Principal Competitors: Empresas ICA Sociedad Controladroa, S.A. de C.V.; Grupo Tribasa, S.A. de C.V.

Further Reading:

  • 'Bufete Industrial: Los fabricantes de fabricas,' Expansion, November 23, 1977, pp. 52-53, 55-56, 59.
  • 'Enron Reportedly to Manage Bufete Industrial,' Los Angeles Times, March 3, 2000, Bus. Sec., p. 2.
  • Gatsiopoulos, Georgina, 'Acreedores de Bufete se unen para tomar a la compania,' El financiero, February 2, 2000, p. 23.
  • ------, 'Bufete Industrial, tras un nuevo milagro,' El financiero, January 14, 1999, p. 22.
  • Mandel-Campbell, Andrea, 'Bufete in Talks to Sell Crucial Stake to Iconsa,' Financial Times, December 9, 1999, p. 20.
  • Martinez Staines, Javier, 'Bufete Industrial: negocios llave en mano,' Expansion, July 21, 1993, pp. 39-41, 43-44.
  • Mejia Prieto, Jorge, Mexicanos que escalaron el exito, Mexico City: Editorial Diana, 1988, pp. 67-73.
  • Palmeri, Christopher, 'Cool in the Face of Adversity,' Forbes, July 29, 1996, p. 69.
  • Parkinson, Gerald, 'What If He'd Gone to MIT?,' Chemical Engineering, December 1993, pp. 67-68, 70.
  • 'Pocos materiales para la reconstruccion de la industria,' Expansion, June 26, 1985, p. 43.
  • Tangeman, Michael, 'Mexican Multinationals,' Infrastructure Finance, November 1996, pp. 41-44.
  • Torres, Craig, 'Mexican Construction Firm Bufete Industrial Is Seen by Some Analysts As Poised for Rebound,' Wall Street Journal, June 19, 1995, p. C2.
  • Tricks, Henry, 'Bufete Is Forced to Take Hard Knocks,' Financial Times, March 26, 1998, p. 41.
  • 'Una actividad que ya tiene cimientos,' Expansion, August 18, 1982, pp. 47-49.

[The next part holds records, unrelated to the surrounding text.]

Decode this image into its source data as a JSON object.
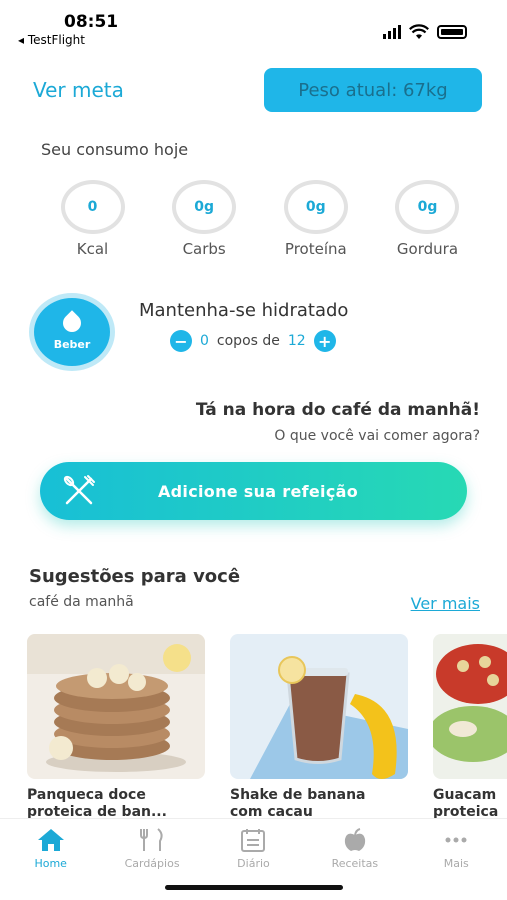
{
  "status": {
    "time": "08:51",
    "back_app": "◂ TestFlight"
  },
  "header": {
    "ver_meta": "Ver meta",
    "peso_atual": "Peso atual: 67kg"
  },
  "consumo": {
    "title": "Seu consumo hoje",
    "items": [
      {
        "value": "0",
        "label": "Kcal"
      },
      {
        "value": "0g",
        "label": "Carbs"
      },
      {
        "value": "0g",
        "label": "Proteína"
      },
      {
        "value": "0g",
        "label": "Gordura"
      }
    ]
  },
  "hidratacao": {
    "button_label": "Beber",
    "title": "Mantenha-se hidratado",
    "current": "0",
    "text": "copos de",
    "goal": "12"
  },
  "refeicao": {
    "title": "Tá na hora do café da manhã!",
    "subtitle": "O que você vai comer agora?",
    "button_label": "Adicione sua refeição"
  },
  "sugestoes": {
    "title": "Sugestões para você",
    "subtitle": "café da manhã",
    "ver_mais": "Ver mais",
    "cards": [
      {
        "title_line1": "Panqueca doce",
        "title_line2": "proteica de ban..."
      },
      {
        "title_line1": "Shake de banana",
        "title_line2": "com cacau"
      },
      {
        "title_line1": "Guacam",
        "title_line2": "proteica"
      }
    ]
  },
  "tabbar": {
    "items": [
      {
        "label": "Home",
        "icon": "home-icon",
        "active": true
      },
      {
        "label": "Cardápios",
        "icon": "cutlery-icon",
        "active": false
      },
      {
        "label": "Diário",
        "icon": "journal-icon",
        "active": false
      },
      {
        "label": "Receitas",
        "icon": "apple-icon",
        "active": false
      },
      {
        "label": "Mais",
        "icon": "more-icon",
        "active": false
      }
    ]
  },
  "colors": {
    "accent": "#1fb6e8",
    "accent_text": "#1ca9d6",
    "gradient_start": "#18bfd6",
    "gradient_end": "#27d9b4"
  }
}
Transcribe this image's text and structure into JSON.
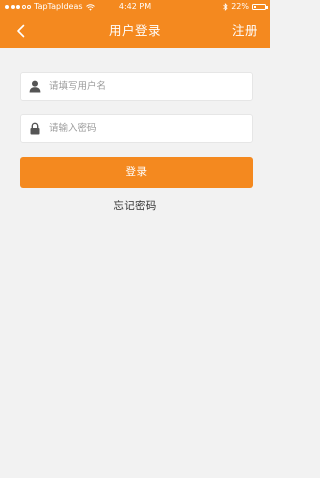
{
  "status_bar": {
    "carrier": "TapTapIdeas",
    "time": "4:42 PM",
    "battery_percent": "22%",
    "battery_level": 0.22,
    "signal_bars": 3
  },
  "nav": {
    "back_icon": "chevron-left-icon",
    "title": "用户登录",
    "register_label": "注册"
  },
  "form": {
    "username": {
      "icon": "user-icon",
      "placeholder": "请填写用户名",
      "value": ""
    },
    "password": {
      "icon": "lock-icon",
      "placeholder": "请输入密码",
      "value": ""
    },
    "login_label": "登录",
    "forgot_label": "忘记密码"
  },
  "colors": {
    "accent": "#f4891f",
    "background": "#f2f2f2",
    "field_background": "#ffffff",
    "text": "#333333",
    "placeholder": "#9a9a9a"
  }
}
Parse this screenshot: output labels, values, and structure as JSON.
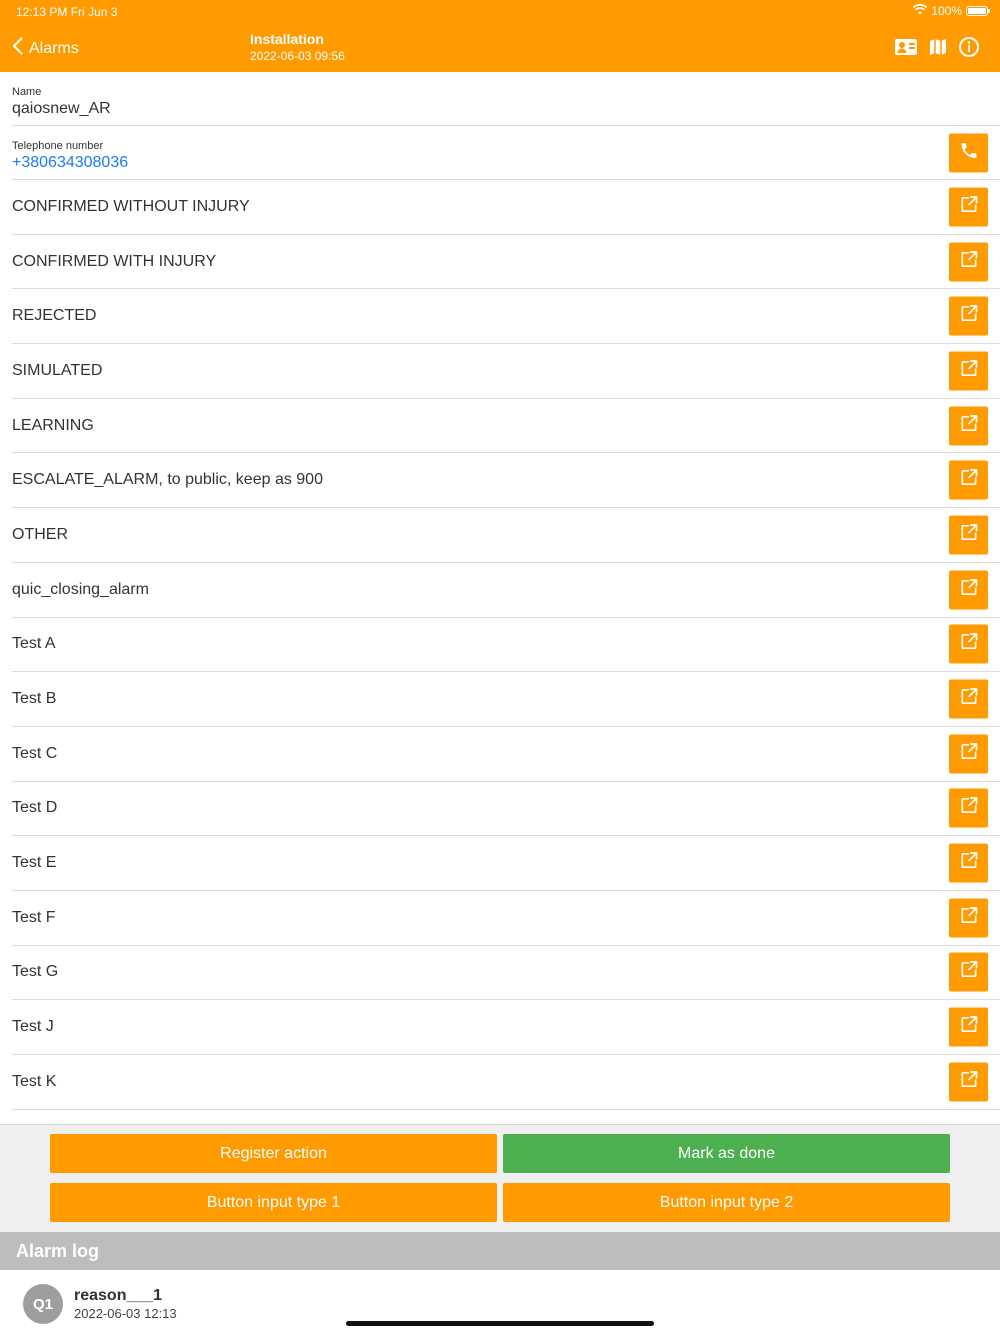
{
  "status_bar": {
    "time": "12:13 PM   Fri Jun 3",
    "battery": "100%"
  },
  "nav": {
    "back_label": "Alarms",
    "title": "Installation",
    "subtitle": "2022-06-03 09:56",
    "icons": [
      "contact-card-icon",
      "map-icon",
      "info-icon"
    ]
  },
  "details": [
    {
      "label": "Name",
      "value": "qaiosnew_AR"
    },
    {
      "label": "Telephone number",
      "value": "+380634308036"
    }
  ],
  "actions": [
    "CONFIRMED WITHOUT INJURY",
    "CONFIRMED WITH INJURY",
    "REJECTED",
    "SIMULATED",
    "LEARNING",
    "ESCALATE_ALARM, to public, keep as 900",
    "OTHER",
    "quic_closing_alarm",
    "Test A",
    "Test B",
    "Test C",
    "Test D",
    "Test E",
    "Test F",
    "Test G",
    "Test J",
    "Test K"
  ],
  "buttons": {
    "register_action": "Register action",
    "mark_as_done": "Mark as done",
    "input_type_1": "Button input type 1",
    "input_type_2": "Button input type 2"
  },
  "alarm_log": {
    "title": "Alarm log",
    "entries": [
      {
        "avatar": "Q1",
        "title": "reason___1",
        "time": "2022-06-03 12:13"
      }
    ]
  },
  "colors": {
    "accent": "#ff9a00",
    "success": "#4caf50",
    "link": "#1a7cf0",
    "log_header": "#bdbdbd"
  }
}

Source: International Directory of Company Histories, Vol. 34. St. James Press, 2000.